Potato cyst nematodes (PCN) (Globodera spp.) are quarantine pests with serious potential economic consequences. Recent new detections in Australia, Canada, and the United States have focussed attention on the consequences of spread and economic justifications for alternative responses. Here, a full assessment of the economic impact of PCN spread from a small initial incursion is presented. Models linking spread, population growth, and economic impact are combined to estimate costs of spread without restriction in Australia. Because the characteristics of the Australian PCN populations are currently unknown, the known ranges of parameters were used to obtain cost scenarios, an approach which makes the model predictions applicable generally. Our analysis indicates that mean annual costs associated with spread of PCN would increase rapidly initially, associated with increased testing. Costs would then increase more slowly to peak at over AUD$20 million per year ≈10 years into the future. Afterward, this annual cost would decrease slightly due to discounting factors. Mean annual costs over 20 years were $18.7 million, with a 90% confidence interval between AUD$11.9 million and AUD$27.0 million. Thus, cumulative losses to Australian agriculture over 20 years may exceed $370 million without action to prevent spread of PCN and entry to new areas.

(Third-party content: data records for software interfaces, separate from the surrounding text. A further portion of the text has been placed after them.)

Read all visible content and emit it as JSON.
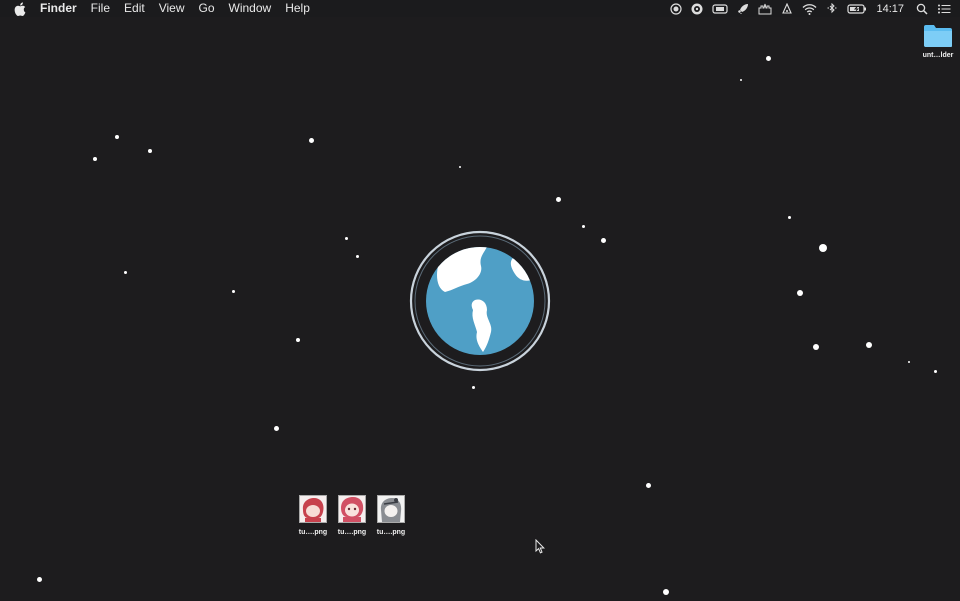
{
  "menubar": {
    "app_name": "Finder",
    "items": [
      "File",
      "Edit",
      "View",
      "Go",
      "Window",
      "Help"
    ],
    "clock": "14:17"
  },
  "desktop": {
    "folder": {
      "label": "unt…lder",
      "color": "#5bbcf0"
    },
    "files": [
      {
        "label": "tu….png"
      },
      {
        "label": "tu….png"
      },
      {
        "label": "tu….png"
      }
    ]
  },
  "colors": {
    "background": "#1d1c1e",
    "globe_ocean": "#4f9fc6",
    "globe_land": "#ffffff"
  }
}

Additional keywords:cut flowers, export, Globodera rostochiensis, tomato, Victoria.
© 2009 The American Phytopathological Society